No More Drama: Getting Everyone on the Bus and Becoming a Real Professional Learning Community
“When people are educated, they are in power!” This was one of many “nuggets” starting off the morning of February 1st for 153 site, district and county level administrators from Santa Cruz, Monterey, and San Benito counties. These administrators, spanning the K-12 spectrum, converged at the Cocoanut Grove for a mid-year Administrator Breakfast to connect with each other as well as learn from Dr. Anthony Muhammad, an expert on leading organizational change.
Nationally renowned, Dr. Anthony Muhammad is a coveted educational consultant who began his career as a practitioner nearly twenty years ago during which time he has served as a middle school teacher, assistant principal, middle school principal, and high school principal. One of his most notable accomplishments came as principal at Levey Middle School in Southfield, Michigan, a National School of Excellence, where student proficiency on state assessments was more than doubled in five years. He attributes implementation of the model ‘Professional Learning Communities’ as the turning point for the upswing in student achievement, allowing his staff to focus on learning rather than teaching, work collaboratively, and holding themselves accountable for results.
Excerpt from Anthony Muhammad keynote at the 2007 CA State Summit.
Dr. Muhammad reminded us that “All humans have a genetic predisposition to be highly intellectual” (Piaget) adding that a proper learning environment along with proper learning activities, are critical. His new book The Will to Lead, the Skill to Teach provides practical ideas on both the learning environment and learning activities. We spent the morning focused on the importance of the creating a positive learning environment.
The learning environment embraces two areas of change; technical-structural (skill) and cultural (will). Skill, according to Dr. Muhammad, entails those changes within the educational system that do not require human cooperation. They focus on external configurations put in place to enhance student learning. Examples include, changing from a traditional to block schedule and the library becoming a media center. When it comes to making changes around will; attitudes, assumptions and behaviors come into play, making change much more difficult. Will involves the culture of a site, centering on peoples internal beliefs about students and staff. The bottom line, according to Larry Lezotte, is that “culture eats structure for breakfast.”
So, the question for instructional leaders becomes how to create a high skill, high will environment for both adults and students alike.
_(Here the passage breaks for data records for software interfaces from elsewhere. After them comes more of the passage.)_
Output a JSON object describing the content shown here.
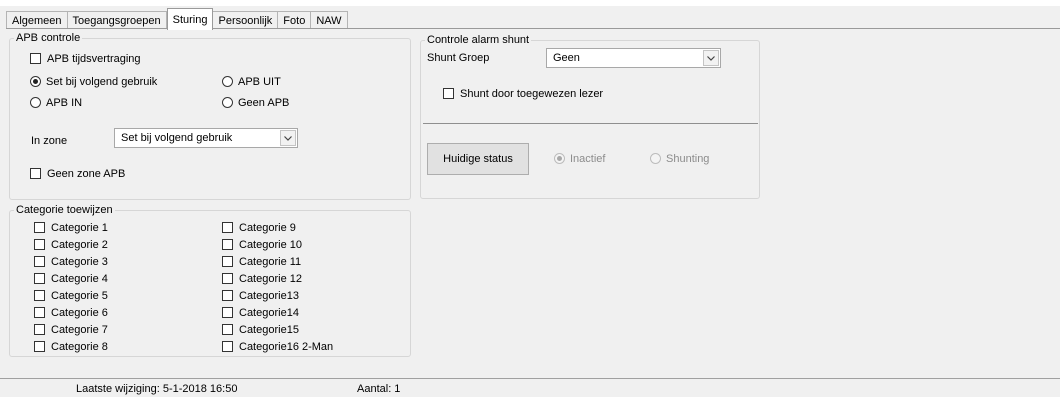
{
  "tabs": [
    "Algemeen",
    "Toegangsgroepen",
    "Sturing",
    "Persoonlijk",
    "Foto",
    "NAW"
  ],
  "active_tab": "Sturing",
  "apb": {
    "legend": "APB controle",
    "tijdsvertraging": "APB tijdsvertraging",
    "radio_set_bij": "Set bij volgend gebruik",
    "radio_apb_in": "APB IN",
    "radio_apb_uit": "APB UIT",
    "radio_geen_apb": "Geen APB",
    "selected_radio": "Set bij volgend gebruik",
    "in_zone_label": "In zone",
    "in_zone_value": "Set bij volgend gebruik",
    "geen_zone": "Geen zone APB"
  },
  "categorie": {
    "legend": "Categorie toewijzen",
    "items": [
      "Categorie 1",
      "Categorie 2",
      "Categorie 3",
      "Categorie 4",
      "Categorie 5",
      "Categorie 6",
      "Categorie 7",
      "Categorie 8",
      "Categorie 9",
      "Categorie 10",
      "Categorie 11",
      "Categorie 12",
      "Categorie13",
      "Categorie14",
      "Categorie15",
      "Categorie16 2-Man"
    ]
  },
  "shunt": {
    "legend": "Controle alarm shunt",
    "groep_label": "Shunt Groep",
    "groep_value": "Geen",
    "door_lezer": "Shunt door toegewezen lezer",
    "status_button": "Huidige status",
    "radio_inactief": "Inactief",
    "radio_shunting": "Shunting"
  },
  "statusbar": {
    "laatste_wijziging": "Laatste wijziging: 5-1-2018 16:50",
    "aantal": "Aantal: 1"
  }
}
When healthy school cultures are in place, “educators have an unwavering belief in the ability of all students to achieve success, and they pass that belief on to others in overt and covert ways.”(Kent D. Peterson in Cromwell, 2002) Promoting the shift from a “me” to “we” culture, Dr. Muhammad endorsed:
He shared his belief that creating a healthy school culture is a two-way street, collegial and managerial. Both must focus on being problem solvers versus being complainers, working together to focus on helping students develop. Dr. Muhammad stressed that “to be a good teammate, your responsibilities have to come before your own rights.”
Keeping with the theme of culture, he then shifted into the difficulty instructional leaders face involving “adult drama-dysfunctional social interactions between adult professionals within a school environment that interfere with proper implementation of important policies, practices and procedures that support the proper education of students.” To better understand this quandary he categorizes staff as:
Dr. Muhammad closed the morning by reminding us that although our approaches to change with the types of staff members listed above vary, we must balance the levels of support and accountability to ensure that our goal as educational leaders remains that of establishing a healthy culture.